The dog was flat out, almost non-responsive, bradycardic, and had uremic breath. Bloodwork showed severe azotemia, hyperphosphatemia, and hyperkalemia. Diuresis brought the potassium levels down and I re-explored as soon as the dog was semi-stable. The bladder had dehisced and there was a lovely uroabdomen. Both before and after the second surgery, I reiterated how sick the dog was and that there was a definite chance she would not survive. At one point the owner very bluntly asked if I was saying her dog might die. Yes. I have said that repeatedly!! Her response was to ask when the boss would be back in town.
I put a lot of effort into that dog and it did survive but it was very dicey there for a while. Since discharge, the owner refuses to see me and only wants to see my boss. Now, I'm not saying he did anything wrong surgically, dehiscence is certainly a possible post-op complication, but I guess I do resent it a little that she apparently is mad about the fact that I was blunt enough to tell her the dog was in critical condition. It takes a lot out of you when you put that much effort into a patient only to find that the owner fails to appreciate it at all.
On the other hand, though, with my current fatalistic viewpoint, maybe it wouldn't have mattered what I did anyway.
Like the little hit by car dog Tuesday evening. One of our good clients saw it get hit and brought in the little stray. She was severely shocky but warming and IV fluid boluses had made a significant improvement by the time we closed. My boss usually checks on patients after hours since he lives only 5 minutes from the clinic and he reported that all was well at the last overnight check. She was dead when we arrived this morning. I really don't know why since radiographs, blood, etc. didn't show me anything too bad other than the shock and an acetabular fracture. You can even do it "right" and make no difference, it seems. That is one thing I hate about private practice is not having the overnight care that is available in ER, specialty, or university settings.

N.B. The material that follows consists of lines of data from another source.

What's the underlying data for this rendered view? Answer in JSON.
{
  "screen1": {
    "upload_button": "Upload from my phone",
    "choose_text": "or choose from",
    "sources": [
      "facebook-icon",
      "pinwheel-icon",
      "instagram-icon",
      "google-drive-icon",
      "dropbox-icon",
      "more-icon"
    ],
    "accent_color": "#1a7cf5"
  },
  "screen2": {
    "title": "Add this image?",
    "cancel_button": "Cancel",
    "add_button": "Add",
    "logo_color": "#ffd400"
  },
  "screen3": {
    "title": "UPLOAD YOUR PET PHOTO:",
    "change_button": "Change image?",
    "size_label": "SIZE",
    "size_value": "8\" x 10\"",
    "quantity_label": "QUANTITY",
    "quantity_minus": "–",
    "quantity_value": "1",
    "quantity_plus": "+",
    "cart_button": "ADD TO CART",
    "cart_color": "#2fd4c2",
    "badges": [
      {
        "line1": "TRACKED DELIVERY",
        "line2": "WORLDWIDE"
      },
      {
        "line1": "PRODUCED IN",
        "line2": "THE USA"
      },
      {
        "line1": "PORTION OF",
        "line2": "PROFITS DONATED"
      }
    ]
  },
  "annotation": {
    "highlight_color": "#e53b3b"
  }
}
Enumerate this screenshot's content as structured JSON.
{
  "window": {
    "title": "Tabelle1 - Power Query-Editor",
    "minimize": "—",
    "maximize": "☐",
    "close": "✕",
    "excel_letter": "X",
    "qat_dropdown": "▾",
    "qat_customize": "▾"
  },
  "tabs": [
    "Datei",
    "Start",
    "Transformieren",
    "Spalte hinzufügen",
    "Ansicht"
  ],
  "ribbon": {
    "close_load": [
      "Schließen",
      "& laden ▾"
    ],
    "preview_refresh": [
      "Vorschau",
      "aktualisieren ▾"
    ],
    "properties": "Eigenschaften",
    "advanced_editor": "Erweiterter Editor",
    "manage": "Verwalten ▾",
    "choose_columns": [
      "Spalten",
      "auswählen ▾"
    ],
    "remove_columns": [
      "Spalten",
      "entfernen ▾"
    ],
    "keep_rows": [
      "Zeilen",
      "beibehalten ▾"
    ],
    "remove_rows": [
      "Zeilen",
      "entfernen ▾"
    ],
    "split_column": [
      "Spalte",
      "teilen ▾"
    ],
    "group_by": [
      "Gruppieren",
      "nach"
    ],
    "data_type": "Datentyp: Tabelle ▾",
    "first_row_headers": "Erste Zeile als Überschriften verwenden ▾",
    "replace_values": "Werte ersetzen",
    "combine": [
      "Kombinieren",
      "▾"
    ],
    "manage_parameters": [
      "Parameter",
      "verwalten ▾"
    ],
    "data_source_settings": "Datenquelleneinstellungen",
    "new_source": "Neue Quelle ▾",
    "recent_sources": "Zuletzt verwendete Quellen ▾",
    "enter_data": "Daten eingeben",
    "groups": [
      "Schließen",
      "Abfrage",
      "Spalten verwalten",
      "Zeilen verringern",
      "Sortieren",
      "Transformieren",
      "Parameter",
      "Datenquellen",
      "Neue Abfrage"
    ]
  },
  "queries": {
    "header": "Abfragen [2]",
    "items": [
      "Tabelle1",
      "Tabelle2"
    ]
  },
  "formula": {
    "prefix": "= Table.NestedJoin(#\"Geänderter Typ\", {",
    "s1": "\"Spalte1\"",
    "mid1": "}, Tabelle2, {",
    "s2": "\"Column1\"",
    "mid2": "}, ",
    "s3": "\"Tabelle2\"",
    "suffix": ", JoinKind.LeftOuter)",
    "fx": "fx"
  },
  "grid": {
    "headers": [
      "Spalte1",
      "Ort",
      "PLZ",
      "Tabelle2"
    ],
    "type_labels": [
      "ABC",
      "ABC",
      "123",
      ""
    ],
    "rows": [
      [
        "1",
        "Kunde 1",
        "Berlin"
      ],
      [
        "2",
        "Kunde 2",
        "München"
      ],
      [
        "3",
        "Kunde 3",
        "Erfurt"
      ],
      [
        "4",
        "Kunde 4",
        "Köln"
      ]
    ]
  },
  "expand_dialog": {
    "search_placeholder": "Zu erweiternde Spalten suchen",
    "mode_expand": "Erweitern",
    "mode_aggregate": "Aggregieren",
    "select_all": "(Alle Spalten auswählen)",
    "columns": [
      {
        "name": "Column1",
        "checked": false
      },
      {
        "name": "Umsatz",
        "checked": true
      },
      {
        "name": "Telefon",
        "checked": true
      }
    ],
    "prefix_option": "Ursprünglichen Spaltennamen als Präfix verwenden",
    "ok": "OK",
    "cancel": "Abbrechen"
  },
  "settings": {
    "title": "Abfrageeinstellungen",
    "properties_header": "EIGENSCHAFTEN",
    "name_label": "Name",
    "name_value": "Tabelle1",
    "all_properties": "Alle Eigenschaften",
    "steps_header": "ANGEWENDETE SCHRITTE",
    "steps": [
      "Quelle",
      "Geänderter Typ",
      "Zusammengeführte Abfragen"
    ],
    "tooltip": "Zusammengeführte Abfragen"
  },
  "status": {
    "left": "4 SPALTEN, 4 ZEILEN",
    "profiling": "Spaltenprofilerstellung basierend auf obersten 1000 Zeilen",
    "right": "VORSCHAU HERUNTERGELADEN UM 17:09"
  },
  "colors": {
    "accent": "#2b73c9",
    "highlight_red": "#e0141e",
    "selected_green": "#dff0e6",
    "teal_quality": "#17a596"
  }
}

I do, however, envy the client's attitude. I wish I were more practical or whatever you want to term it, like she is. When I called to tell her the dog had died she said, "At least she had a chance and was warm and cared for rather than being out on the street." I agree but, of course, am still beating myself up on what I may have missed or could have done differently / better.
1 hour ago